From Joyce to Rushdie, Modernism to Food Writing, Routledge Studies in Twentieth Century Literature looks at both the literature and culture of the 20th century. This series is our home for cutting-edge, upper-level scholarly studies and edited collections. Considering literature alongside religion, popular culture, race, gender, ecology, travel, class, space, and other subjects, titles are characterized by dynamic interventions into established subjects and innovative studies on emerging topics.
Altered Consciousness in the Twentieth Century
Dramatizing Time in Twentieth-Century Fiction
Making Space in the Works of James Joyce
Bringing Up War-Babies The Wartime Child in Women’s Writing and Psychoanalysis at Mid-Century

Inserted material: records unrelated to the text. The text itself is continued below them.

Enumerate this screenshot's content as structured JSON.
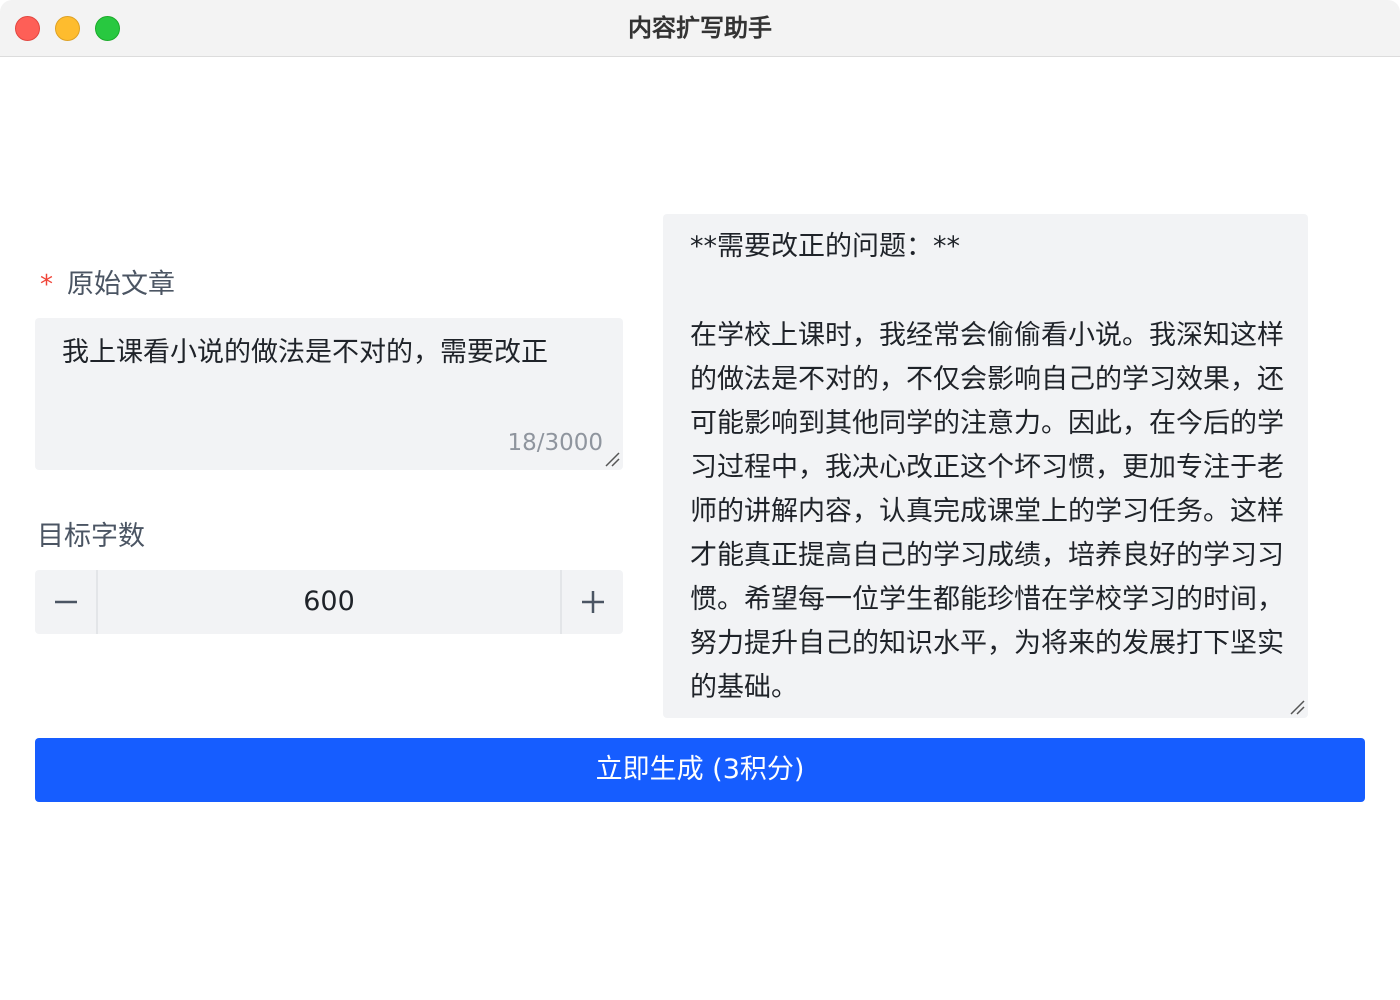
{
  "window": {
    "title": "内容扩写助手"
  },
  "form": {
    "original_label": "原始文章",
    "required_mark": "*",
    "original_value": "我上课看小说的做法是不对的，需要改正",
    "char_count": "18/3000",
    "target_label": "目标字数",
    "target_value": "600",
    "minus_symbol": "−",
    "plus_symbol": "+"
  },
  "output": {
    "heading": "**需要改正的问题：**",
    "body": "在学校上课时，我经常会偷偷看小说。我深知这样的做法是不对的，不仅会影响自己的学习效果，还可能影响到其他同学的注意力。因此，在今后的学习过程中，我决心改正这个坏习惯，更加专注于老师的讲解内容，认真完成课堂上的学习任务。这样才能真正提高自己的学习成绩，培养良好的学习习惯。希望每一位学生都能珍惜在学校学习的时间，努力提升自己的知识水平，为将来的发展打下坚实的基础。"
  },
  "actions": {
    "generate_label": "立即生成 (3积分)"
  },
  "colors": {
    "primary": "#165dff",
    "required": "#f04438",
    "field_bg": "#f2f3f5"
  }
}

Collage and Literature The Persistence of Vision
By Jake Poller
February 25, 2019
The twentieth century saw an unprecedented spike in the study of altered states of consciousness. New ASCs, such as those associated with LSD and psilocybin mushrooms, were cultivated and studied, while older ASCs were given new classifications: out-of-body experiences, near-death experiences, ...
By James Nikopoulos
December 11, 2018
A "sad and corrupt" age, a period of "crisis" and "upheaval"—what T.S. Eliot famously summed up as "the panorama of futility and anarchy which is contemporary history." Modernism has always been characterized by its self-conscious sense of suffering. Why, then, was it so obsessed with laughter? ...
By Chunjie Zhang
September 27, 2018
Global modernisms are marked by tremendous transformations in lifestyle, historical consciousness, cultural values, ethics, wars, and crises. This book emphasizes modernist connections within literature, culture, history, and media beyond the nation state and the bifurcation between East and West. ...
By William Vesterman
September 27, 2018
How have twentieth-century writers used techniques in fiction to communicate the human experience of time? Dramatizing Time in Twentieth-Century Fiction explores this question by analyzing major narratives of the last century that demonstrate how time becomes variously manifested to reflect and ...
By Jeffrey S. Drouin
August 23, 2018
This book makes an important intervention in the ongoing debates about modernism, science, and the divisions of early Twentieth-Century print culture. In order to establish Joyce's place in the nexus of modernism and scientific thought, Drouin uses the methods of periodical studies and textual ...
By Valerie Benejam, John Bishop
August 23, 2018
James Joyce’s preoccupation with space—be it urban, geographic, stellar, geometrical or optical—is a central and idiosyncratic feature of his work. In Making Space in the Works of James Joyce, some of the most esteemed scholars in Joyce studies have come together to evaluate the perception and...
By Amanda Jones
June 05, 2018
The figure of the wartime child in the mid-twentieth century unsettles and disturbs. This book employs a range of material – biographical, literary and historical – to chart some of the surprising and unanticipated crossovers between women’s writing and early psychoanalysis in the years of the ...
By Scarlett Higgins
July 19, 2018
Collage and Literature analyzes how and why the history of literature and art changed irrevocably beginning in the early years of the twentieth century, and what that change has meant for late modernism and postmodernism. Starting from Pablo Picasso’s 1912 gesture, breaking the ...
By Daniel Tompsett
June 05, 2018
Unlocking the Poetry of W.B. Yeats undertakes a thorough re-reading of Yeats' oeuvre as an extended meditation on the image and theme of the heart as it is evident within the poetry. It places the heart at the centre of a complex web of Yeatsian preoccupations and associations—from the biographical...
By Jonathan Mayhew
May 10, 2018
In Lorca’s Legacy, Jonathan Mayhew explores multiple aspects of the creative and critical afterlife of Federico García Lorca, the most internationally recognized Spanish poet and playwright of the twentieth century. Lorca is an iconic and charismatic figure who has evoked the admiration and ...
By Katherine O'Callaghan
January 24, 2018
This volume explores the role of music as a source of inspiration and provocation for modernist writers. In its consideration of modernist literature within a broad political, postcolonial, and internationalist context, this book is an important intervention in the growing field of Words and Music ...
By Harry Redner
January 08, 2018
Ulysses and Faust: Tradition and Modernism from Homer till the Present examines the most important authors of Western literature: Homer, Virgil, Dante, Shakespeare, Cervantes, Marlowe, Goethe, Joyce, Eliot, Mann, Bulgakov and Pasternak, who based their works on one or other of the two key myths of ...